Each record must appear in your answer exactly as it does below.

::::::::::

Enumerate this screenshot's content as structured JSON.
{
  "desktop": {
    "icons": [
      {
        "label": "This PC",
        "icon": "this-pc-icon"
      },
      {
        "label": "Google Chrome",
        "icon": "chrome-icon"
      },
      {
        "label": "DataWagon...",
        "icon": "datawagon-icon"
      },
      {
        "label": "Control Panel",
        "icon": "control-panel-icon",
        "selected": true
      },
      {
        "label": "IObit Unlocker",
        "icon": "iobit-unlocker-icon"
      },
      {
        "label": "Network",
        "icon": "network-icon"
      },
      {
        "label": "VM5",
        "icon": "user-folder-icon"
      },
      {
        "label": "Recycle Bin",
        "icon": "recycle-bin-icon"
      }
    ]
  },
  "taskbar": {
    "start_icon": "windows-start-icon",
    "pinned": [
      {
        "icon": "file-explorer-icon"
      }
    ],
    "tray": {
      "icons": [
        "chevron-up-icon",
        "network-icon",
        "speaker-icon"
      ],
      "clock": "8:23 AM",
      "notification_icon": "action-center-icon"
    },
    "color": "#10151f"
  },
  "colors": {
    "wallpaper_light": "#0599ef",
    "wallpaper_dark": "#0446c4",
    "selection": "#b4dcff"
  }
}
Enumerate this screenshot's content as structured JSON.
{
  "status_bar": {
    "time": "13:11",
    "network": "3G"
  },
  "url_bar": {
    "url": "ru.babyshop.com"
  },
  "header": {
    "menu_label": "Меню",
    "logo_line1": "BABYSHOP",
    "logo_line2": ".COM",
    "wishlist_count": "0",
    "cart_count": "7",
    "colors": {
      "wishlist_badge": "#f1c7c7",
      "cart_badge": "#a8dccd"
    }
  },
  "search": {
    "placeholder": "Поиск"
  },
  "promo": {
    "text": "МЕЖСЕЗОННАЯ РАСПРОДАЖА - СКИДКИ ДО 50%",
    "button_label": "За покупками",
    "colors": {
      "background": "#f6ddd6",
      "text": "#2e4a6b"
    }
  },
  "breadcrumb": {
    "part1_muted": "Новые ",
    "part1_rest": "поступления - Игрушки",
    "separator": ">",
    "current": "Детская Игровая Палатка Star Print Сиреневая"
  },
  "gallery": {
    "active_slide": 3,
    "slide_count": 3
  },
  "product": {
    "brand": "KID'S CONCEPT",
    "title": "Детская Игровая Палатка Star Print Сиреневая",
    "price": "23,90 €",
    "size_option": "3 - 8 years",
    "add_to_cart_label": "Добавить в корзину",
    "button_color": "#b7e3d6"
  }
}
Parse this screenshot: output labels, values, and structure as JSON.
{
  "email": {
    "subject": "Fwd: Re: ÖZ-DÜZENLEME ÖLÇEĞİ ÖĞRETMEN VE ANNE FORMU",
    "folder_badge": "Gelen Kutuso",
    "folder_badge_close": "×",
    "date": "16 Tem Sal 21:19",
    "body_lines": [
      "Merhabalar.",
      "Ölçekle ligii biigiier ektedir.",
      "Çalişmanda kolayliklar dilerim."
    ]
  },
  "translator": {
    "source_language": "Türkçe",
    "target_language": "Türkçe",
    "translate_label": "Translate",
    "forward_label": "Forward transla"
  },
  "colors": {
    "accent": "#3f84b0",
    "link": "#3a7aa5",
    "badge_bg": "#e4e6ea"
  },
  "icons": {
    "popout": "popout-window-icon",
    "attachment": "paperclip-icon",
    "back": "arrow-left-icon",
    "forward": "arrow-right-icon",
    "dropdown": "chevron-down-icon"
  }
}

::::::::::

◆ The completed task ◆
Enumerate this screenshot's content as structured JSON.
{
  "desktop": {
    "icons": [
      {
        "label": "This PC",
        "icon": "this-pc-icon"
      },
      {
        "label": "Google Chrome",
        "icon": "chrome-icon"
      },
      {
        "label": "DataWagon...",
        "icon": "datawagon-icon"
      },
      {
        "label": "Control Panel",
        "icon": "control-panel-icon",
        "selected": true
      },
      {
        "label": "IObit Unlocker",
        "icon": "iobit-unlocker-icon"
      },
      {
        "label": "Network",
        "icon": "network-icon"
      },
      {
        "label": "VM5",
        "icon": "user-folder-icon"
      },
      {
        "label": "Recycle Bin",
        "icon": "recycle-bin-icon"
      }
    ]
  },
  "taskbar": {
    "start_icon": "windows-start-icon",
    "pinned": [
      {
        "icon": "file-explorer-icon"
      }
    ],
    "tray": {
      "icons": [
        "chevron-up-icon",
        "network-icon",
        "speaker-icon"
      ],
      "clock": "8:23 AM",
      "notification_icon": "action-center-icon"
    },
    "color": "#10151f"
  },
  "colors": {
    "wallpaper_light": "#0599ef",
    "wallpaper_dark": "#0446c4",
    "selection": "#b4dcff"
  }
}
Enumerate this screenshot's content as structured JSON.
{
  "status_bar": {
    "time": "13:11",
    "network": "3G"
  },
  "url_bar": {
    "url": "ru.babyshop.com"
  },
  "header": {
    "menu_label": "Меню",
    "logo_line1": "BABYSHOP",
    "logo_line2": ".COM",
    "wishlist_count": "0",
    "cart_count": "7",
    "colors": {
      "wishlist_badge": "#f1c7c7",
      "cart_badge": "#a8dccd"
    }
  },
  "search": {
    "placeholder": "Поиск"
  },
  "promo": {
    "text": "МЕЖСЕЗОННАЯ РАСПРОДАЖА - СКИДКИ ДО 50%",
    "button_label": "За покупками",
    "colors": {
      "background": "#f6ddd6",
      "text": "#2e4a6b"
    }
  },
  "breadcrumb": {
    "part1_muted": "Новые ",
    "part1_rest": "поступления - Игрушки",
    "separator": ">",
    "current": "Детская Игровая Палатка Star Print Сиреневая"
  },
  "gallery": {
    "active_slide": 3,
    "slide_count": 3
  },
  "product": {
    "brand": "KID'S CONCEPT",
    "title": "Детская Игровая Палатка Star Print Сиреневая",
    "price": "23,90 €",
    "size_option": "3 - 8 years",
    "add_to_cart_label": "Добавить в корзину",
    "button_color": "#b7e3d6"
  }
}
Parse this screenshot: output labels, values, and structure as JSON.
{
  "email": {
    "subject": "Fwd: Re: ÖZ-DÜZENLEME ÖLÇEĞİ ÖĞRETMEN VE ANNE FORMU",
    "folder_badge": "Gelen Kutuso",
    "folder_badge_close": "×",
    "date": "16 Tem Sal 21:19",
    "body_lines": [
      "Merhabalar.",
      "Ölçekle ligii biigiier ektedir.",
      "Çalişmanda kolayliklar dilerim."
    ]
  },
  "translator": {
    "source_language": "Türkçe",
    "target_language": "Türkçe",
    "translate_label": "Translate",
    "forward_label": "Forward transla"
  },
  "colors": {
    "accent": "#3f84b0",
    "link": "#3a7aa5",
    "badge_bg": "#e4e6ea"
  },
  "icons": {
    "popout": "popout-window-icon",
    "attachment": "paperclip-icon",
    "back": "arrow-left-icon",
    "forward": "arrow-right-icon",
    "dropdown": "chevron-down-icon"
  }
}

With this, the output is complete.